INSTRUCTIONS FOR THE TASK: Check every line below, and copy those that include "this".

___ DATA LISTING ___

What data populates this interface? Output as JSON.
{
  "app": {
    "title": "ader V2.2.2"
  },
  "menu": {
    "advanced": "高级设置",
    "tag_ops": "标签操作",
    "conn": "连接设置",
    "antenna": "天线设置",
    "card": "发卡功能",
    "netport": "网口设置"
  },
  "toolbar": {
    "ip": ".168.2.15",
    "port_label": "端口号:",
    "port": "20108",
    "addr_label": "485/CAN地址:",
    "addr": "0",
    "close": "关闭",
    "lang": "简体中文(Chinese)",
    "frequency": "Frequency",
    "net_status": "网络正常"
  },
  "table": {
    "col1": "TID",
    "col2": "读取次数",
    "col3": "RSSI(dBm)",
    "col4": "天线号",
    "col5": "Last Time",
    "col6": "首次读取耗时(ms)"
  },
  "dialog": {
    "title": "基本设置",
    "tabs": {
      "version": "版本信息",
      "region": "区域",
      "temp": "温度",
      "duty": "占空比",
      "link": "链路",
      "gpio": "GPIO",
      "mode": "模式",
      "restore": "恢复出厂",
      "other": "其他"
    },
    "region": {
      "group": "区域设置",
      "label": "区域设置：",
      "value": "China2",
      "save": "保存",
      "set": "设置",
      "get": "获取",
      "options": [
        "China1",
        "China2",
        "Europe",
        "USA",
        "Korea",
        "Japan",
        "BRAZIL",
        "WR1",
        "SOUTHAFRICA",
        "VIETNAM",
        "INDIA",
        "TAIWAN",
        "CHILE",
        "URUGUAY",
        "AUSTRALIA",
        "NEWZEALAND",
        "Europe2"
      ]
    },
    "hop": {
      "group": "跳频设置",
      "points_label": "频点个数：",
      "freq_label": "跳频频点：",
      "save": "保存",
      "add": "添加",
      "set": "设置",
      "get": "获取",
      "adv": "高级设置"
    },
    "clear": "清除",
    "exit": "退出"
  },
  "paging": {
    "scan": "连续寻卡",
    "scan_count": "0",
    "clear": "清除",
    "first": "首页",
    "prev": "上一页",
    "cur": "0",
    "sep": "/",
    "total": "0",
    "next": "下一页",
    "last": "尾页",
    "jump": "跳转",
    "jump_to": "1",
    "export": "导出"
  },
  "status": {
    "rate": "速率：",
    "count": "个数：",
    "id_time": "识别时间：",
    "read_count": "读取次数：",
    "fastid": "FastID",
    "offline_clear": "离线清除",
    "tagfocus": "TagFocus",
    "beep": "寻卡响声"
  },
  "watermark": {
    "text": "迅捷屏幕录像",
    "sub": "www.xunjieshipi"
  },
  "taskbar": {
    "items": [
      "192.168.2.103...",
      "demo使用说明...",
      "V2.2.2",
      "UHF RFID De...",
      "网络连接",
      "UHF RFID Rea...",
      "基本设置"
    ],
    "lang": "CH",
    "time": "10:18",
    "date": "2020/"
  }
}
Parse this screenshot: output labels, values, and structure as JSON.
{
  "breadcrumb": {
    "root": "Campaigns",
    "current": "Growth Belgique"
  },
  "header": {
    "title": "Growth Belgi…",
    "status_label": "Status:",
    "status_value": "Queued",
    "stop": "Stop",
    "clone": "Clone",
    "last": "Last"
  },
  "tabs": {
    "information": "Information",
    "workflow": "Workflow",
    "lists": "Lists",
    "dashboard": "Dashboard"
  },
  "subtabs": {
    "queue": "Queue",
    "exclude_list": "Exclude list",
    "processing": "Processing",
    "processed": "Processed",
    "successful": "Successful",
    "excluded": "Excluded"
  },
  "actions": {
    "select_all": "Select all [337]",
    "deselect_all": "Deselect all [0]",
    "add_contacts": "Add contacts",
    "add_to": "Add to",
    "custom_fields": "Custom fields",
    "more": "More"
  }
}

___

ANSWER SPACE:
What data populates this interface? Output as JSON.
Parse this screenshot: output labels, values, and structure as JSON.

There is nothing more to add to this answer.